The violin concert Anahit (1965), which bears the subtitle “Lyrical Poem on the Name of Venus”, is one of the most extraterritorial sound compositions of the 60s. The orchestra comprises 18 soloist instruments and the soloists, performing highly difficult parts and operating with scordatura (re-tuning their instruments), produce a brilliant sound continuum which can no longer be described with the categories used to describe a conventional violin concert. The discourse between solo instruments and the ensemble is replaced by the articulation of changing sound states. The individual voices of the composition vanish in a sound continuum of enigmatic beauty. As Yamaon, the ensemble composition with three movements I presagi (1958) is about the visionary precognition of the downfall of a Mayan city. As in Yamaon, this piece features an unusual instrumentation: two horns, two trumpets, two trombones, two tubas, saxophone, percussion and wind machines.
The first movement revolves around the note b as an energy centre, while the second movement orbits around the note c. The pent up energy potential of the first two movements is unleashed in the third movement when the drums play for the first time providing an apocalyptic furioso as finale. In the 50s, Scelsi prepares the emergence of his new and pioneering approach to sound with numerous solo pieces for wind instruments. While the flute composition Pwyll (1954) remains true to a more conventional harmonic idea, the Tre pezzi for saxophone (1956) conveys a fascinating cross-over of familiar vocabulary and anticipating brilliance.

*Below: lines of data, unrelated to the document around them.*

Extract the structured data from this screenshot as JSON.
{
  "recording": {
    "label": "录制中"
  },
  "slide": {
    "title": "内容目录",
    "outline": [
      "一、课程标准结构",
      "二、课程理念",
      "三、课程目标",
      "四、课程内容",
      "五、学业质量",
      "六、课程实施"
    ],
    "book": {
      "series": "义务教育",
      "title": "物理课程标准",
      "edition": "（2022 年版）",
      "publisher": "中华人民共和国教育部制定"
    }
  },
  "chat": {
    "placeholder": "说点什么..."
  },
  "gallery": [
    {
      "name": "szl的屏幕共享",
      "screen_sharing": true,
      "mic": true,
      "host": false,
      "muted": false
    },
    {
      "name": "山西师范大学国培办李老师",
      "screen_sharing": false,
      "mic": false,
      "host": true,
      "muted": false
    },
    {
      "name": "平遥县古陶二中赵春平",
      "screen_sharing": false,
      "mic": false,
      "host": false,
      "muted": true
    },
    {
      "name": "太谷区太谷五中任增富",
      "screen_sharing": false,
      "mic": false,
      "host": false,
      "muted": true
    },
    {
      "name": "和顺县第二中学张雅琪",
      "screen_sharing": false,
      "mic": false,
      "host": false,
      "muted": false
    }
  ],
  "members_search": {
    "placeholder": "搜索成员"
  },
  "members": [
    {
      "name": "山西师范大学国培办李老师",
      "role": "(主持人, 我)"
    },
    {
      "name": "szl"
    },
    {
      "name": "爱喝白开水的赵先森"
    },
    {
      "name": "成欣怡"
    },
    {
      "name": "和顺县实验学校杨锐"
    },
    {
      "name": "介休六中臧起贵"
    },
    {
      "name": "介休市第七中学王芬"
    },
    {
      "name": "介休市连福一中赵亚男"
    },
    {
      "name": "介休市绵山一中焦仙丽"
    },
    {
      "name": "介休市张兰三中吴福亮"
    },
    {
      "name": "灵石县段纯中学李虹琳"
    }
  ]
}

Okanagon (1968), composed three years after Anahit, ranks among the enigmatic compositions of the artist. Scelsi outlined the following programme for the harp, doublebass and tam tam trio: “Okanagon is to be understood as a rite, or, if you choose, as the heartbeat of the earth”.